History 430: Theory and Practice
On January 4, 1918, the Miami Record Herald ran a story that had become quite common in the years preceding. The newspaper out of Miami, Oklahoma received a story that the United States Government had declared three members of the Quapaw tribe incompetent to manage their funds and land. The rumor mill declared a bad investment led to Ben Quapaw, Se-Sah Quapaw, and Wah Tah Neh Zah Goodeagle to receive the declaration. In the minds of many, it was just another Indian wasting their mining money. What was happening was a far more troubling situation. Two attorneys who had been working for Benjamin and Se-Sah had discovered that a declaration of incompetence would allow them to become the managers of their clients' funds. After having them both declared incompetent, the two lawyers went on a two-year spending spree that used $170,000 of the two tribal members' money, a figure that would translate to almost 3 million of dollars in modern currency. From 1926 to 1929, Bureau of Indian Affairs agent J.L. Suffecool authorized the spending of $262,000 of vehicles, which would cost approximately $500 apiece. The Tri-State mining area was a godsend to many members of the QUapaw tribe, but corruption within the government and strangling restrictions made it difficult for the Quapaw people to function with their tribal identity intact.

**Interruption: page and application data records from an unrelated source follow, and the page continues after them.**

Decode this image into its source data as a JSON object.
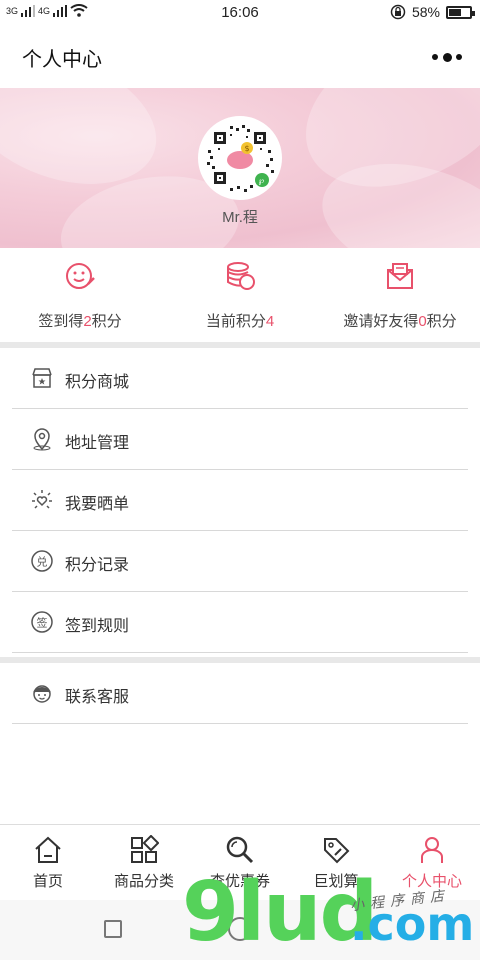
{
  "status_bar": {
    "signal_left": "3G",
    "signal_right": "4G",
    "time": "16:06",
    "battery": "58%",
    "battery_level": 0.58
  },
  "header": {
    "title": "个人中心"
  },
  "profile": {
    "username": "Mr.程"
  },
  "stats": [
    {
      "prefix": "签到得",
      "value": "2",
      "suffix": "积分",
      "icon": "smiley-pen-icon"
    },
    {
      "prefix": "当前积分",
      "value": "4",
      "suffix": "",
      "icon": "coin-stack-icon"
    },
    {
      "prefix": "邀请好友得",
      "value": "0",
      "suffix": "积分",
      "icon": "envelope-icon"
    }
  ],
  "menu_group_1": [
    {
      "label": "积分商城",
      "icon": "store-icon"
    },
    {
      "label": "地址管理",
      "icon": "location-icon"
    },
    {
      "label": "我要晒单",
      "icon": "sun-heart-icon"
    },
    {
      "label": "积分记录",
      "icon": "exchange-icon"
    },
    {
      "label": "签到规则",
      "icon": "sign-icon"
    }
  ],
  "menu_group_2": [
    {
      "label": "联系客服",
      "icon": "customer-service-icon"
    }
  ],
  "tabbar": [
    {
      "label": "首页",
      "icon": "home-icon",
      "active": false
    },
    {
      "label": "商品分类",
      "icon": "category-icon",
      "active": false
    },
    {
      "label": "查优惠券",
      "icon": "search-coupon-icon",
      "active": false
    },
    {
      "label": "巨划算",
      "icon": "tag-icon",
      "active": false
    },
    {
      "label": "个人中心",
      "icon": "person-icon",
      "active": true
    }
  ],
  "colors": {
    "accent": "#e8516b",
    "text": "#333333",
    "divider": "#d8d8d8"
  },
  "watermark": {
    "main": "9lud",
    "domain": ".com",
    "sub": "小程序商店"
  }
}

Adams, Jordan, "Paupers to Princes: Quapaw Royalties from the Tri-State Mining Area Land-Leases and their Effects of the Tribal Culture" (2012). Theory and Practice: Hist 430. Paper 11.